### [Directions]
Look over the entries below. Report how many lines hold the word "this", and only that.

Records from a collection
((
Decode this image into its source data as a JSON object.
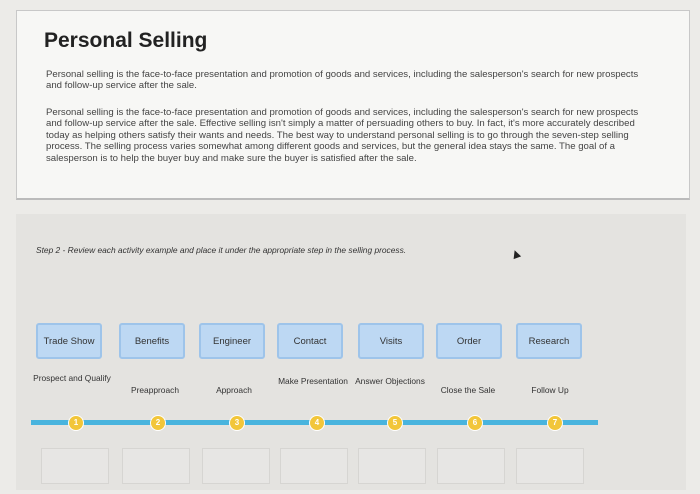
{
  "header": {
    "title": "Personal Selling"
  },
  "paragraphs": {
    "p1": "Personal selling is the face-to-face presentation and promotion of goods and services, including the salesperson's search for new prospects and follow-up service after the sale.",
    "p2": "Personal selling is the face-to-face presentation and promotion of goods and services, including the salesperson's search for new prospects and follow-up service after the sale. Effective selling isn't simply a matter of persuading others to buy. In fact, it's more accurately described today as helping others satisfy their wants and needs. The best way to understand personal selling is to go through the seven-step selling process. The selling process varies somewhat among different goods and services, but the general idea stays the same. The goal of a salesperson is to help the buyer buy and make sure the buyer is satisfied after the sale."
  },
  "activity": {
    "instruction": "Step 2 - Review each activity example and place it under the appropriate step in the selling process.",
    "cards": [
      "Trade Show",
      "Benefits",
      "Engineer",
      "Contact",
      "Visits",
      "Order",
      "Research"
    ],
    "steps": [
      "Prospect and Qualify",
      "Preapproach",
      "Approach",
      "Make Presentation",
      "Answer Objections",
      "Close the Sale",
      "Follow Up"
    ],
    "markers": [
      "1",
      "2",
      "3",
      "4",
      "5",
      "6",
      "7"
    ]
  },
  "colors": {
    "card": "#bdd8f3",
    "track": "#49b4de",
    "marker": "#f2c63a"
  }
}
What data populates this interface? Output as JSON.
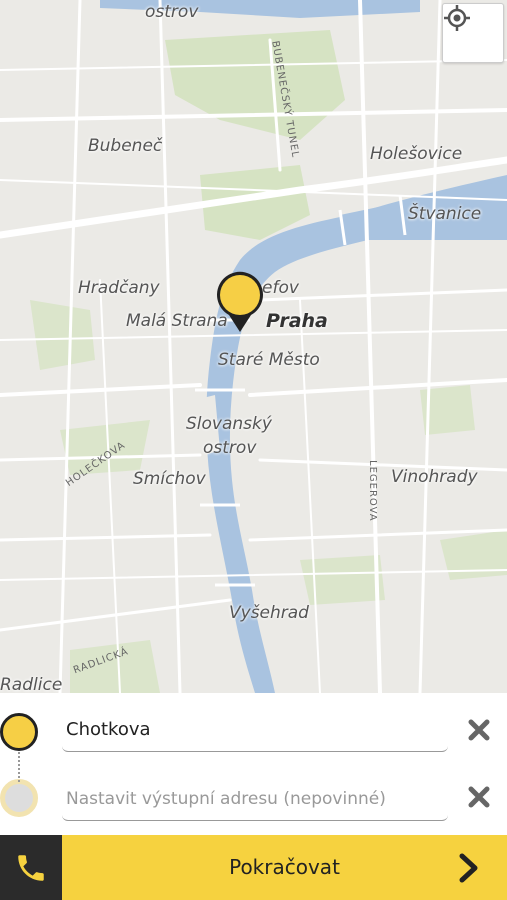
{
  "map": {
    "labels": {
      "ostrov_top": "ostrov",
      "bubenec": "Bubeneč",
      "holesovice": "Holešovice",
      "stvanice": "Štvanice",
      "hradcany": "Hradčany",
      "josefov": "efov",
      "mala_strana": "Malá Strana",
      "praha": "Praha",
      "stare_mesto": "Staré Město",
      "slovansky": "Slovanský",
      "ostrov": "ostrov",
      "smichov": "Smíchov",
      "vinohrady": "Vinohrady",
      "vysehrad": "Vyšehrad",
      "radlice": "Radlice",
      "bubenecsky_tunel": "BUBENEČSKÝ TUNEL",
      "holeckova": "HOLEČKOVA",
      "legerova": "LEGEROVA",
      "radlicka": "RADLICKÁ"
    },
    "locate_icon": "crosshair-icon",
    "pin_color": "#f6cf45"
  },
  "route": {
    "pickup": {
      "value": "Chotkova"
    },
    "destination": {
      "placeholder": "Nastavit výstupní adresu (nepovinné)"
    }
  },
  "footer": {
    "call_icon": "phone-icon",
    "continue_label": "Pokračovat",
    "accent": "#f6d23f"
  }
}
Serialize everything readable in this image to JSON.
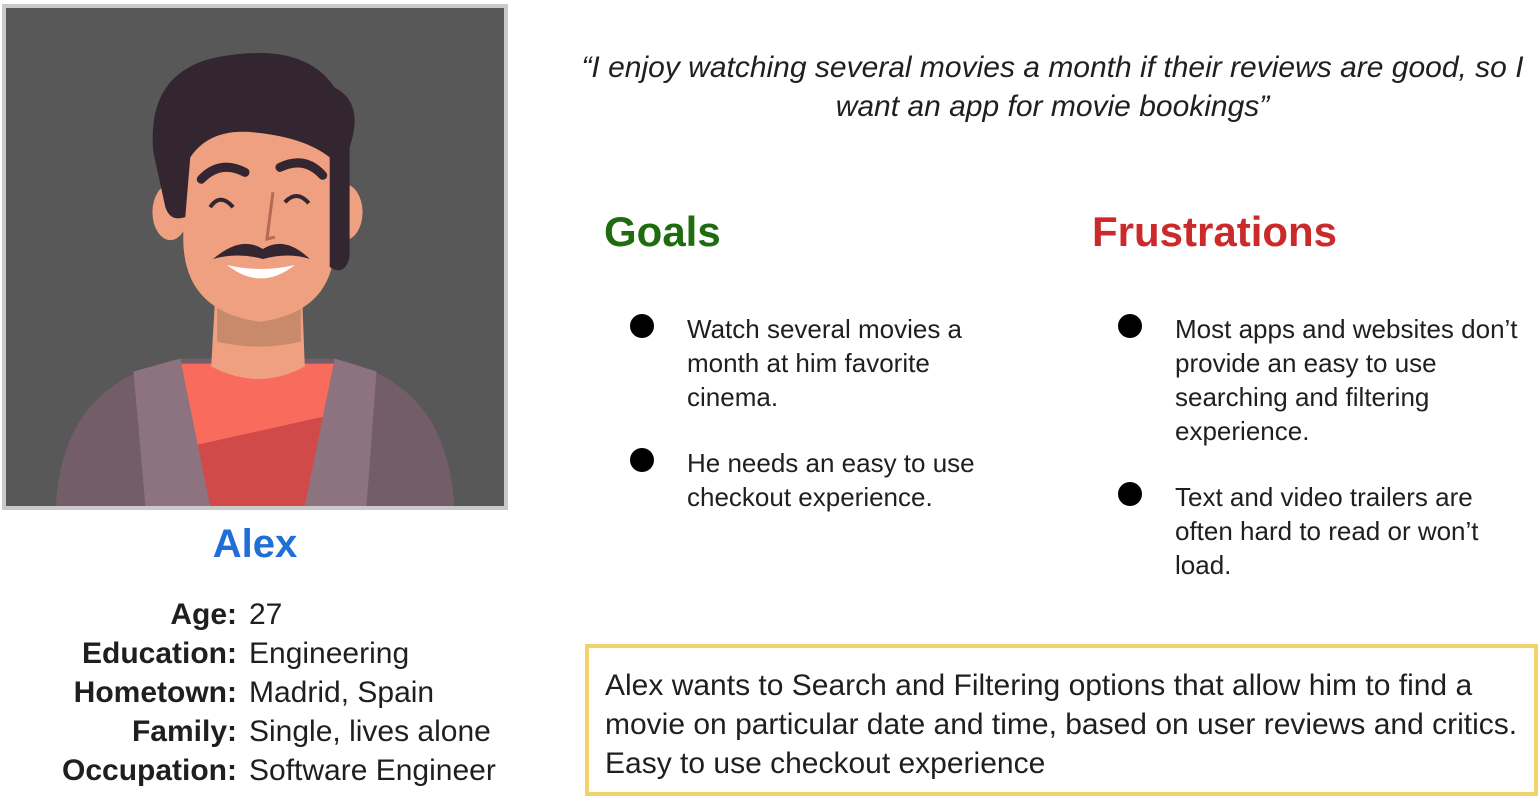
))
### [Finished task]
3